  9. Black, William K. (2004/10). "The Dango Tango: Why Corruption Blocks Real Reform in Japan". Business Ethics Quarterly. 14 (4): 603–623. doi:10.5840/beq200414442. ISSN 1052-150X. Check date values in: |date=(help)
  10. Gupta, Srabana (2001). "The Effect of Bid Rigging on Prices: A Study of the Highway Construction Industry". Review of Industrial Organization. 19 (4): 451–465. doi:10.1023/a:1012568509136. ISSN 0889-938X.

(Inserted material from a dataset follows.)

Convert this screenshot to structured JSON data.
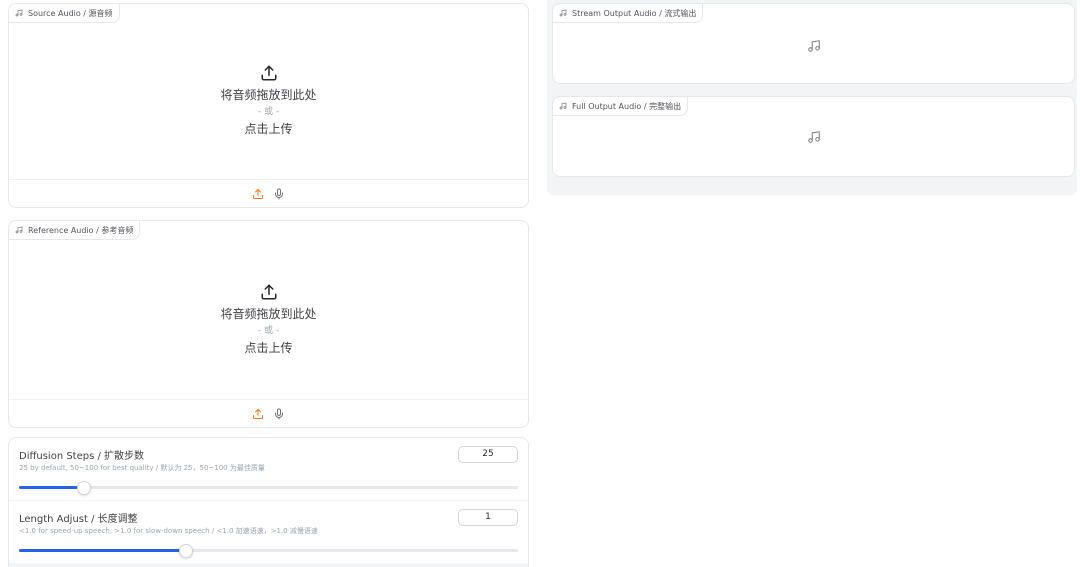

  11. Froeb, Luke M.; Koyak, Robert A.; Werden, Gregory J. (1993-01). "What is the effect of bid-rigging on prices?". Economics Letters. 42 (4): 419–423. doi:10.1016/0165-1765(93)90095-t. ISSN 0165-1765. Check date values in: |date= (help)
  12. Gupta, Srabana (2001). "The Effect of Bid Rigging on Prices: A Study of the Highway Construction Industry". Review of Industrial Organization. 19 (4): 451–465. doi:10.1023/a:1012568509136. ISSN 0889-938X.
  13. Guidelines for Fighting Bid Rigging in Public Procurement - OECD". www.oecd.org. Retrieved 2018-09-11.
  14. Lengwiler, Yvan; Wolfstetter, Elmar G. (2006). "Corruption in Procurement Auctions". SSRN Electronic Journal. doi:10.2139/ssrn.874705. ISSN 1556-5068.